Mycobacterium tuberculosis CDC 1551, a highly immunogenic outbreak strain, previously reported to have unique surface distribution of capsular polysaccharide, was used to generate novel monoclonal antibodies (mabs) to surface mycobacterial targets. Two immunoglobulin G1 (IgG1) mAbs, 16a1 and 16a6 were generated. The mAbs originated from the same B cell, bound strongly to whole cell M. tuberculosis CDC1551 and to its cell wall, membrane and cytosol fractions recognizing a 90kDa protein. Immunoprecipitation using mAb 16a1 isolated a protein with amino acid peptide sequences matching MPT51 from the cytosol. This immunogenic protein of unknown function was previously reported only in culture filtrates of M. tuberculosis. Our findings suggest for the first time that this protein is found within the M. tuberculosis cell.
View Article and Find Full Text PDF

Download full-text PDF

Source
http://dx.doi.org/10.1016/j.tube.2007.07.005DOI Listing
http://www.ncbi.nlm.nih.gov/pmc/articles/PMC2475595PMC
November 2007

Antigenic evidence of prevalence and diversity of Mycobacterium tuberculosis arabinomannan.

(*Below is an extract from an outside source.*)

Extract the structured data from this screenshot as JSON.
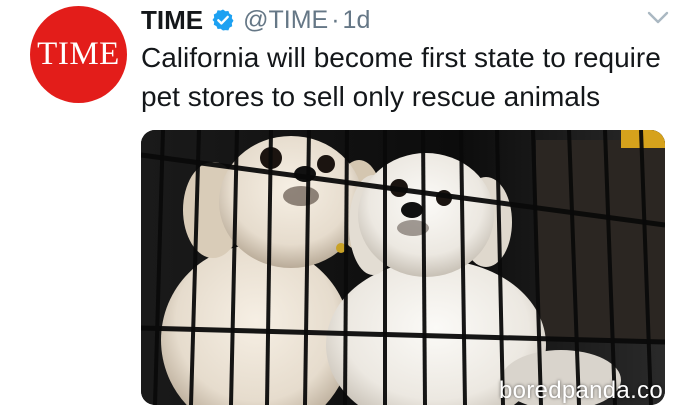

J Clin Microbiol 2004 Jul;42(7):3225-31

Department of Pediatrics, Children's Hospital at Montefiore, Albert Einstein College of Medicine, Golding Bldg., Room 702, 1300 Morris Park Ave., Bronx, NY 10461, USA.

Arabinomannan (AM) is a polysaccharide of the mycobacterial capsule. The capsular polysaccharides of various microorganisms are diverse, and this diversity is important for classification of organisms into serotypes and vaccine development. In the present study we examined the prevalence and diversity of AM among Mycobacterium tuberculosis strains using four AM-binding monoclonal antibodies (MAbs). One of these MAbs, MAb 9d8, is known to bind to AM specifically. By whole-cell enzyme-linked immunosorbent assay (ELISA), the AM recognized by MAb 9d8 was detected on the surfaces of 9 of 11 strains, while 2 strains showed no reactivity with MAb 9d8. However, the AM recognized by MAb 9d8 was found in the culture supernatants of all 11 M. tuberculosis strains tested, as demonstrated by capture ELISA. Other AM-binding MAbs reacted both with the surfaces and with the culture supernatants of all 11 strains. Mice immunized with an experimental AM-recombinant Pseudomonas aeruginosa exoprotein A (rEPA) conjugate vaccine had an increased antibody response to AM and a moderate reduction in the numbers of CFU in their organs 7 days after challenge. Our results indicate that AM was detected in all M. tuberculosis strains tested, with differences in epitope distributions of certain strains. In addition, our results suggest that an experimental AM-rEPA vaccine has a moderate effect on the numbers of CFU in organs early after infection.
View Article and Find Full Text PDF

Download full-text PDF

Source
http://dx.doi.org/10.1128/JCM.42.7.3225-3231.2004DOI Listing
http://www.ncbi.nlm.nih.gov/pmc/articles/PMC446310PMC
July 2004